Portland has been the site of near-nightly protests against racial injustice and police brutality that have strained police resources and brought national attention to the city, including derision from Trump.
Several right-wing groups have rallied in the city in response to Trump’s calls for the need to restore ‘law and order’ in Democrat-led cities.
The Portland Police Bureau, Multnomah County Sheriff’s Office, Oregon State Police and the Multnomah County District Attorney said at a joint news conference Thursday that they have formed a ‘unified command’ to address any protests or voter intimidation.
The agencies said it was too early to say which of the agencies will command the law enforcement officers on the ground in Portland and that details were still being ironed out.
A similar unified command that was established to police a rally held by the far-right group Proud Boys last month backfired on the city.
The US Marshals Service federally deputized Portland police officers and Oregon State troopers but refused to rescind the deputations when the weekend rally ended.
The deputations – which mean that protesters arrested by city police could be charged with federal crimes in some cases – have become a hot-button issue in Portland’s close mayor’s race leading up to Election Day.
Portland has canceled days off for officers during election week, said Chief Chuck Lovell, adding that knowing exactly how many officers might be needed was hard almost a week out.
Portland police are banned from using tear gas, but Oregon State Police troopers can.
‘A lot of it, from our perspective, is somewhat reactionary.

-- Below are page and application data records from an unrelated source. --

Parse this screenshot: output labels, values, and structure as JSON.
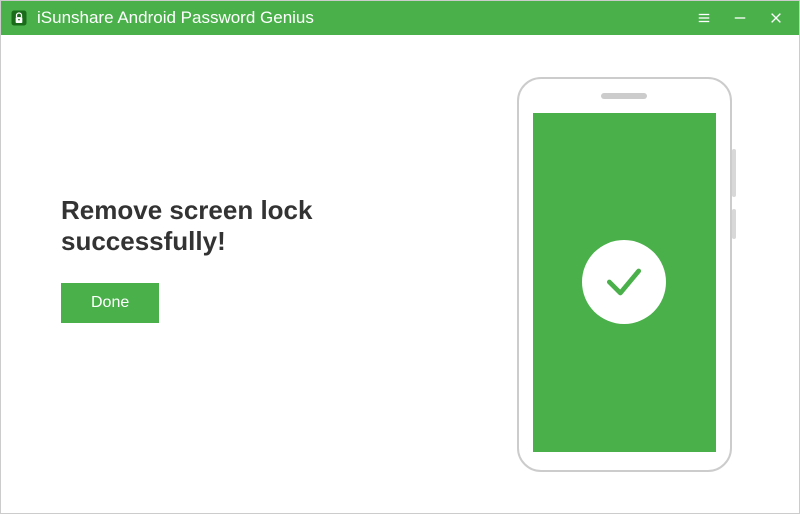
{
  "app": {
    "title": "iSunshare Android Password Genius"
  },
  "main": {
    "heading": "Remove screen lock successfully!",
    "done_label": "Done"
  },
  "colors": {
    "brand": "#49b04a"
  }
}
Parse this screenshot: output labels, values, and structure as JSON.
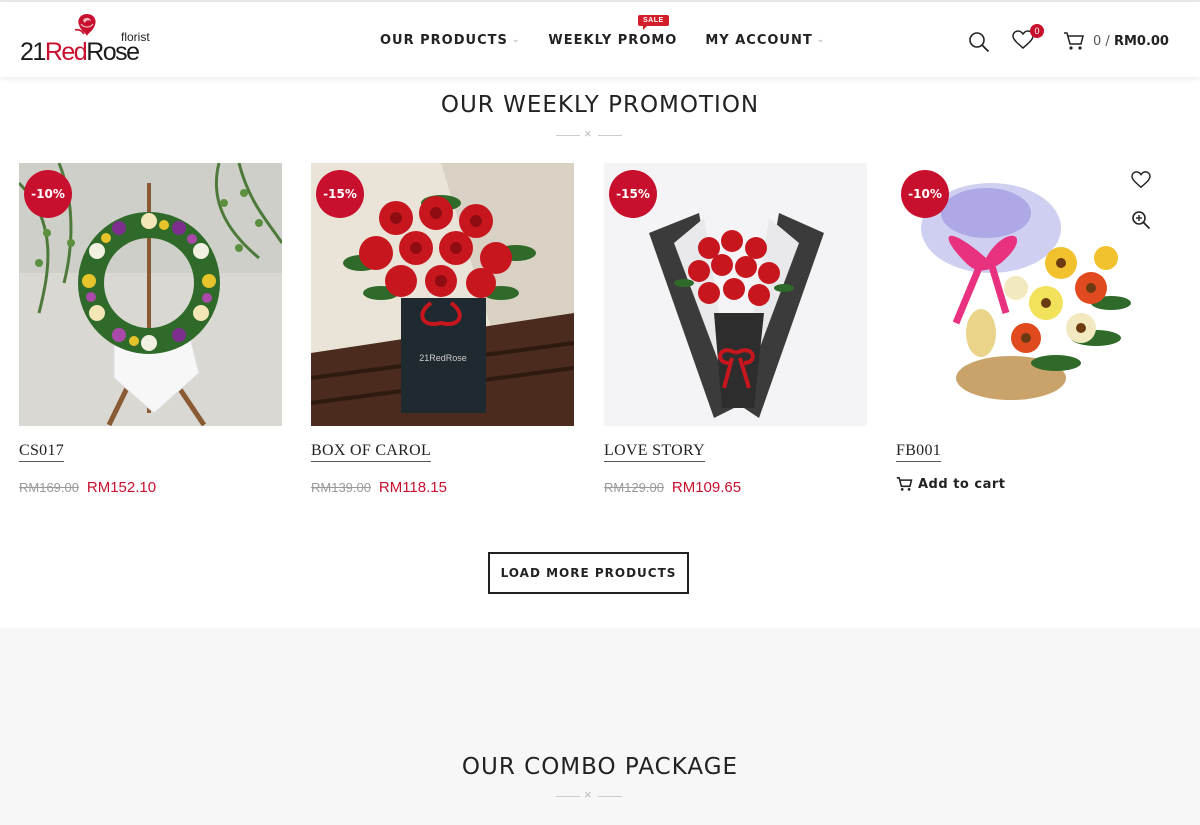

We have to react to what they decide to do, whether they decide to comply or where they decide to go and what activity they decide to engage in,’ Lovell said of protesters.
Sheriff Mike Reese said there are no known threats to Multnomah County during election week, but said his deputies would be doing additional patrols around ballot drop boxes and would respond to complaints about voter intimidation.